Each stage of writing has its own merits. I think when I’m undertaken a stage, be it first draft, fourth draft, editorial, it’s all pretty awful and I want to throw in the towel. But when I look back there are two drafts I really love; the first is second draft when I’ve got most of the story together and I can work on imagery and content, the other is the editorial stage, just because I love going through the text line by line (as you have probably guessed I don’t get out much).
7. What do people usually say about your writing?
The one thing everyone feeds back to me is my characters. I’m a character writer and if the characters don’t work the book falls apart. Particular in the Reacher series readers have favourites of the main four characters, which always amuses me. I hear a lot of “I’m a John fan” or “I’m more of a Charlie girl.” I love getting feedback like this and hearing what readers want for the future. Unfortunately the series is almost entirely planned out, so in many cases I know the readers won’t get what they want – but they’ll be surprised and hopefully delighted anyway.
8. If you didn’t write, would you try any other arts or crafts?

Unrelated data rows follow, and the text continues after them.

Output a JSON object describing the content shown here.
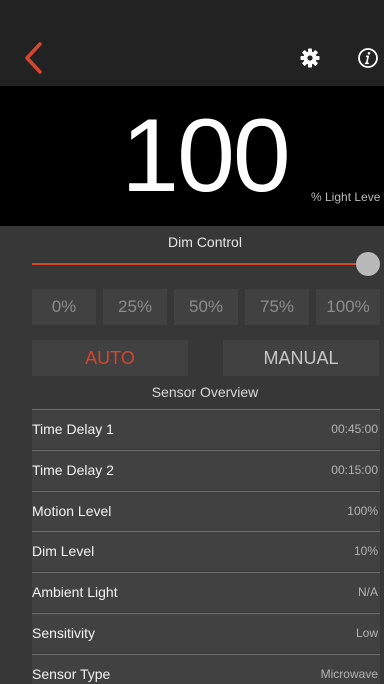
{
  "nav": {
    "back_icon": "chevron-left-icon",
    "settings_icon": "gear-icon",
    "info_icon": "info-icon",
    "accent_color": "#d6452d"
  },
  "light": {
    "level": "100",
    "unit": "% Light Leve"
  },
  "dim_control": {
    "label": "Dim Control",
    "slider_fraction": 1.0,
    "presets": [
      "0%",
      "25%",
      "50%",
      "75%",
      "100%"
    ]
  },
  "mode": {
    "auto_label": "AUTO",
    "manual_label": "MANUAL",
    "selected": "AUTO"
  },
  "sensor_overview": {
    "title": "Sensor Overview",
    "rows": [
      {
        "label": "Time Delay 1",
        "value": "00:45:00"
      },
      {
        "label": "Time Delay 2",
        "value": "00:15:00"
      },
      {
        "label": "Motion Level",
        "value": "100%"
      },
      {
        "label": "Dim Level",
        "value": "10%"
      },
      {
        "label": "Ambient Light",
        "value": "N/A"
      },
      {
        "label": "Sensitivity",
        "value": "Low"
      },
      {
        "label": "Sensor Type",
        "value": "Microwave"
      }
    ]
  }
}
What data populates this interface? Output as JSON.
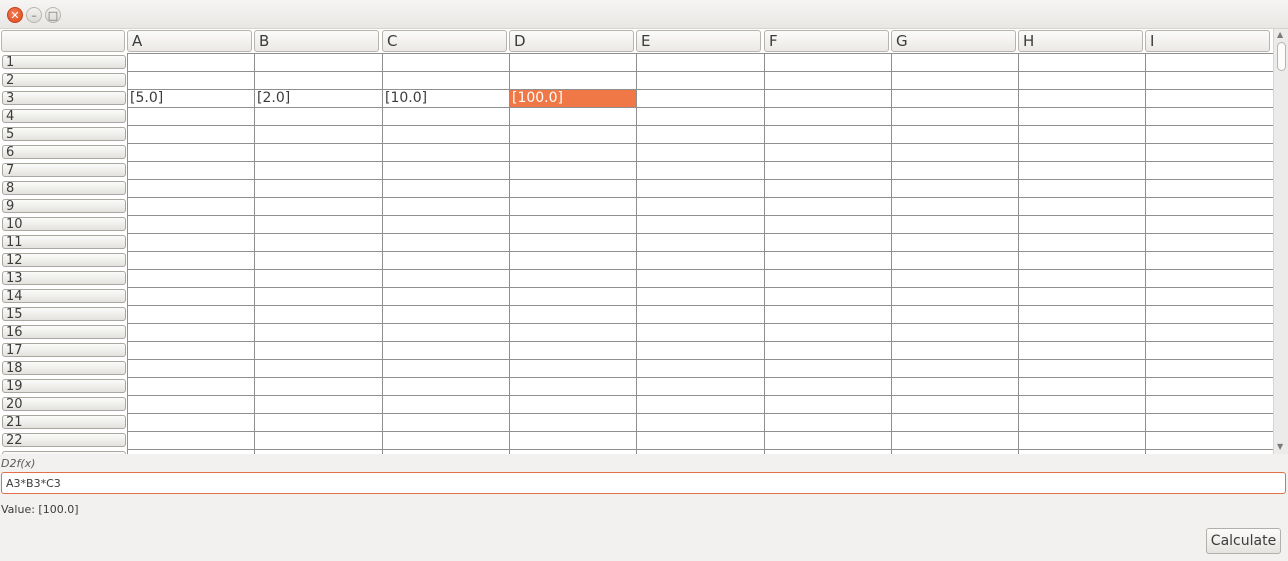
{
  "window": {
    "close_glyph": "✕",
    "minimize_glyph": "–",
    "maximize_glyph": "□"
  },
  "sheet": {
    "columns": [
      "A",
      "B",
      "C",
      "D",
      "E",
      "F",
      "G",
      "H",
      "I"
    ],
    "rows": [
      "1",
      "2",
      "3",
      "4",
      "5",
      "6",
      "7",
      "8",
      "9",
      "10",
      "11",
      "12",
      "13",
      "14",
      "15",
      "16",
      "17",
      "18",
      "19",
      "20",
      "21",
      "22"
    ],
    "cells": {
      "A3": "[5.0]",
      "B3": "[2.0]",
      "C3": "[10.0]",
      "D3": "[100.0]"
    },
    "selected_cell": "D3",
    "selected_color": "#f07746"
  },
  "formula": {
    "label": "D2f(x)",
    "value": "A3*B3*C3"
  },
  "value_label": "Value: [100.0]",
  "calculate_label": "Calculate"
}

There is a part of me that likes to think I’m incredibly arty. I’m not. I can’t sing, dance, play, draw. The only thing I can do is graphics on a computer, which I have cobbled together for book promotions. Probably if I wasn’t writing books I’d be decorating them instead.

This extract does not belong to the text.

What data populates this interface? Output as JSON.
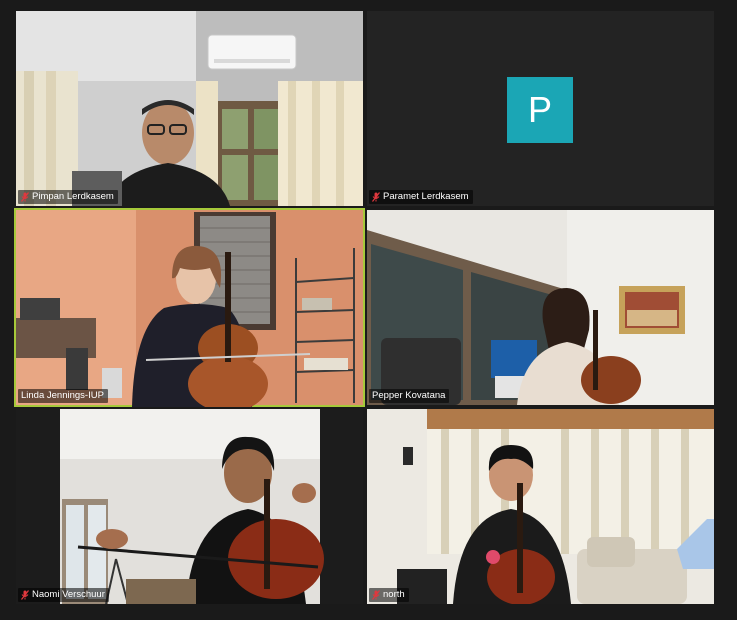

9. What was your favourite book when you were younger or a child? Why?
My all time favourite book as a kid was Pride and Prejudice. I read it in school. Then read it. And read it. And re-read it. And have several copies in case one goes missing. And why do I love it? Well as a teenager I was really taken with Elizabeth Bennet, who despite being of the weaker sex, was strong and determined and very witty. The connection between her and Darcy was electric and clever. I always felt they were on an equal playing field, because if they weren’t they wouldn’t be interested in each other.
10. Do you have any special promos, charity releases, appearances or book releases you’d like to tell us about?
I’ve got a few appearances this year. I’ll be attending the author signing event in Manchester in mid August. There’s Darker Side of Fiction event in Peterborough in October. Then in 2018 I’ll be heading off to the Titanic centre in Belfast for an amazing book event. Hopefully I’ll manage some events in Wales and hey, if anyone wants to invite me further afield I’m always happy to oblige.
However long it took the greeting was always the same. Border watch stopped each car, surveying it with suspicion before checking the passes of the passengers. Babies to pensioners were inspected, their ID’s scanned and, if the border patrol took offence, they’d even strip search travellers in the street.
Rachel rapped her knuckles on the passenger seat as the car ahead of them started to move forward. This was closer than she had ever dared go to the border. There were stories about guards having scanners that picked up Reachers, even if that was a lie it still left her fake ID and the boot full of weapons to worry about. The urge to use her powers was overwhelming, but Charlie insisted they get through legitimately – well as legitimately as fake ID’s and a car full of weapons would allow.
She glanced at John as he drove forward. He was focused, but unconcerned with the task at hand. The brothers were used to crossing the border. They’d seen what it was like on the other side. She hadn’t even seen through the gates. The world she was used to was the one they were parked in – dirty, decaying, depressing. What could be hiding behind that concrete wall? How good was it on the other side?
It was their turn. Rachel followed John and Charlie’s lead, placing their hands on the dashboard and the front seat. Three border police circled their car. One ducked down to see underneath and, satisfied, they gestured that John slowly open the window.
“Passes,” the man ordered, shuffling his rifle back onto his shoulder.
Rachel handed the three fake passes to John, her heart racing. John handed them to one watchman to process, while another began his interrogation.
“Is this your first visit to London?”